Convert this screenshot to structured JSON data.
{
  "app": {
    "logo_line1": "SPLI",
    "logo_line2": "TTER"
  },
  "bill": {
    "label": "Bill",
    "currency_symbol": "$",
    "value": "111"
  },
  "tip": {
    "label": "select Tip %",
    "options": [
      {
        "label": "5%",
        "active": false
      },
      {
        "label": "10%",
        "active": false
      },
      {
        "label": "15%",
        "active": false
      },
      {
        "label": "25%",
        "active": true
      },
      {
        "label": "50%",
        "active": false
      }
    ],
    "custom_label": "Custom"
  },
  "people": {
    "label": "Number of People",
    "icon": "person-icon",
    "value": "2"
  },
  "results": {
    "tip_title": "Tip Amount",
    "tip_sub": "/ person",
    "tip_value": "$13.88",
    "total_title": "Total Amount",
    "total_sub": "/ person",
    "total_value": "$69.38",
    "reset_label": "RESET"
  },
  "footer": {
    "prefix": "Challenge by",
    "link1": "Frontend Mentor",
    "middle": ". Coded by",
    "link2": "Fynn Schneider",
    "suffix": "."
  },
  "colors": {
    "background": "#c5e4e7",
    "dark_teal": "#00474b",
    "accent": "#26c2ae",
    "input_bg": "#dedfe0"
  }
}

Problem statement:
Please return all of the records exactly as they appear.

Response area:
Convert this screenshot to structured JSON data.
{
  "app": {
    "logo_line1": "SPLI",
    "logo_line2": "TTER"
  },
  "bill": {
    "label": "Bill",
    "currency_symbol": "$",
    "value": "111"
  },
  "tip": {
    "label": "select Tip %",
    "options": [
      {
        "label": "5%",
        "active": false
      },
      {
        "label": "10%",
        "active": false
      },
      {
        "label": "15%",
        "active": false
      },
      {
        "label": "25%",
        "active": true
      },
      {
        "label": "50%",
        "active": false
      }
    ],
    "custom_label": "Custom"
  },
  "people": {
    "label": "Number of People",
    "icon": "person-icon",
    "value": "2"
  },
  "results": {
    "tip_title": "Tip Amount",
    "tip_sub": "/ person",
    "tip_value": "$13.88",
    "total_title": "Total Amount",
    "total_sub": "/ person",
    "total_value": "$69.38",
    "reset_label": "RESET"
  },
  "footer": {
    "prefix": "Challenge by",
    "link1": "Frontend Mentor",
    "middle": ". Coded by",
    "link2": "Fynn Schneider",
    "suffix": "."
  },
  "colors": {
    "background": "#c5e4e7",
    "dark_teal": "#00474b",
    "accent": "#26c2ae",
    "input_bg": "#dedfe0"
  }
}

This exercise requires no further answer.